Whether it was their hopes or their hard-earned cash, not one word of complaint was uttered in this uncomfortable and painful hour. I would have liked some other journalists to have been there, but doubtless some would have been unable to resist the unfair comparison of the fans sleeping rough while the players were tucked up in their comfortable five star bedrooms back in St Remy.

What they may have missed was the fact that there were plenty of current and former Scottish professional footballers there, who had roughed it too. I met four other players in and around St Etienne, none of whom had a cushy press number like me. It proved that most Scottish players including internationals will happily give up their comfy bed for the Saltire wrapped around you on the platform, when the time comes.

I heard plenty of stories from fans who had gone to outrageous lengths just to go through this exquisite torture. I wonder if the guy who told his wife that he was working in Torquay for two weeks, will ever be rumbled? If the student from Glenrothes who had borrowed well beyond his means will spend the next two years doing overtime to get back on an even keel?

In the end the real party is just getting going and the beautiful people are going to have a wonderful time as we are slumming it home. Once again they did not let us in, but only allowed us to entertain them on the doorstep with our curious antics for a little while.

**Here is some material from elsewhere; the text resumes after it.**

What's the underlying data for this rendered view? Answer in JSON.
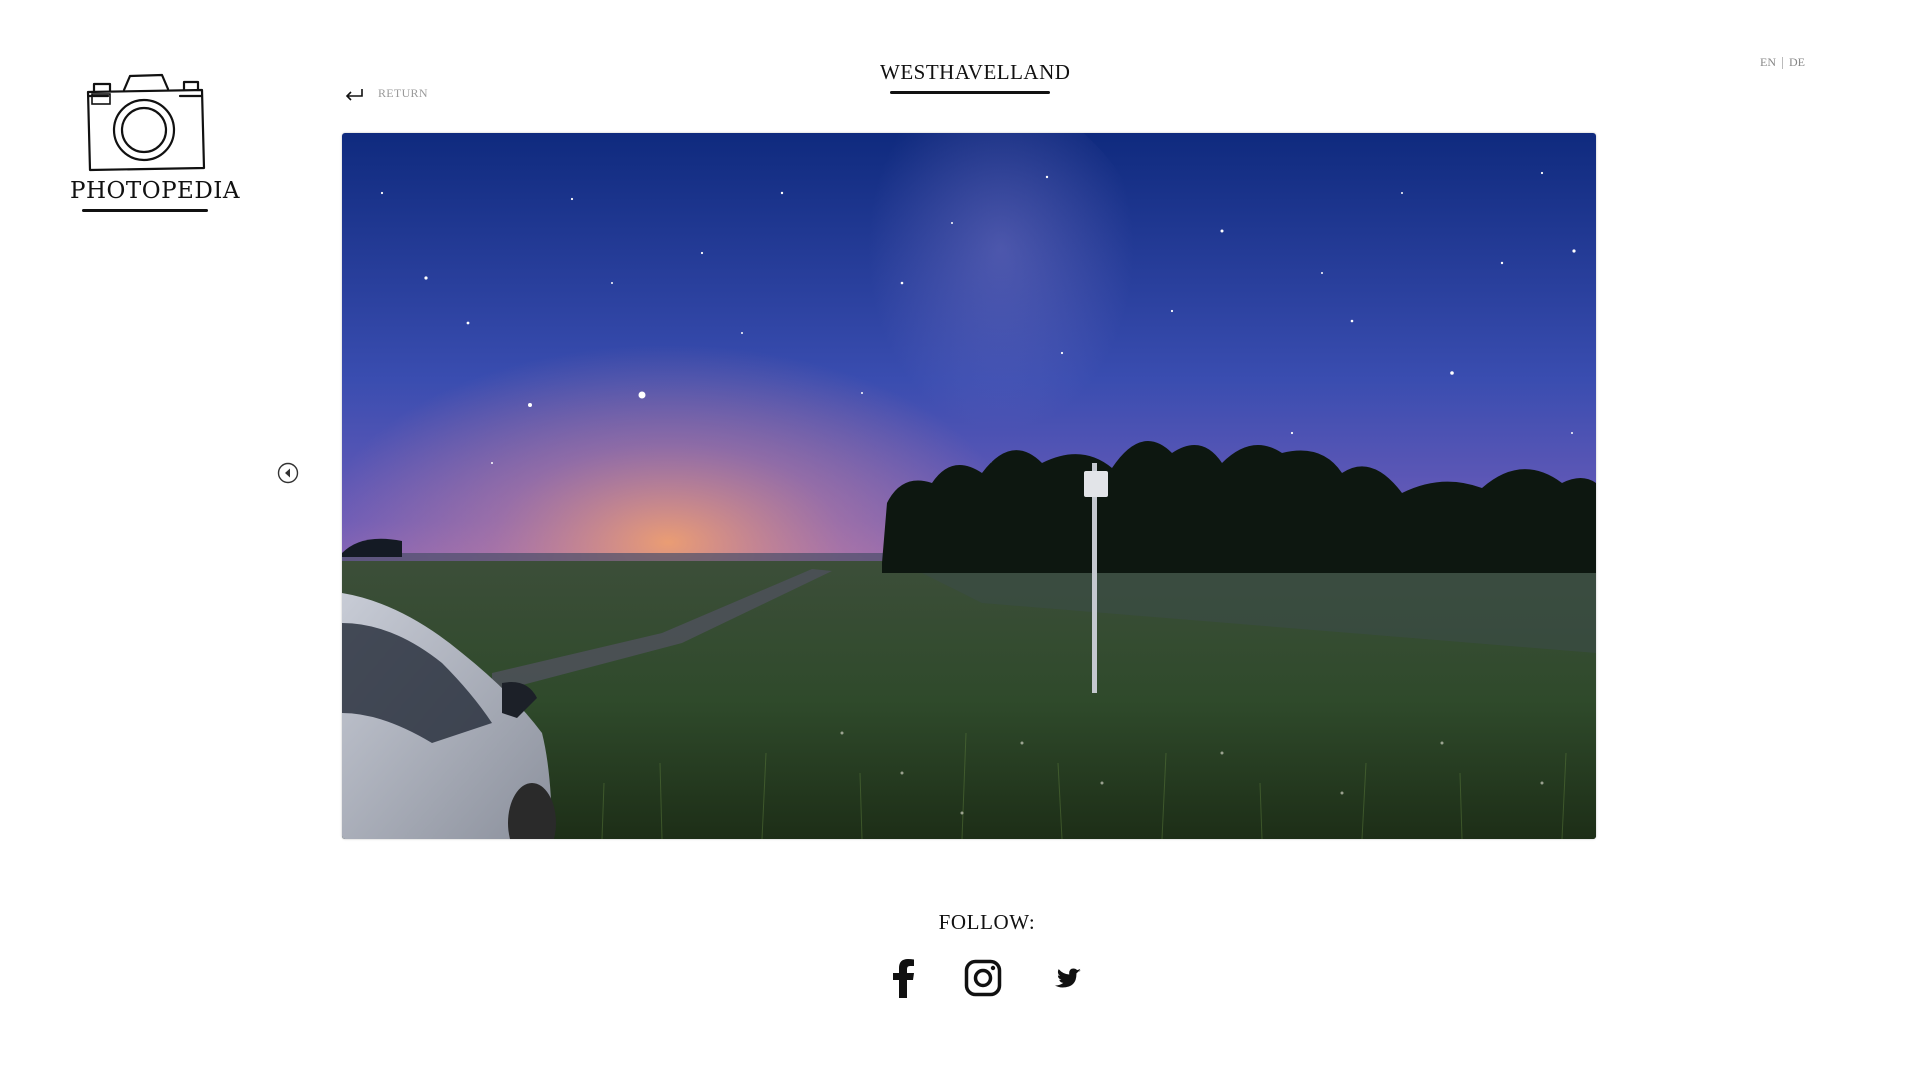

As the last Scots dribbled out of France and the World Cup experience, I wondered if we will ever manage to get back again. I think they would love to have us - but I fear this may have been their last real chance. They liked us, but we just weren't good enough or sophisticated enough for them.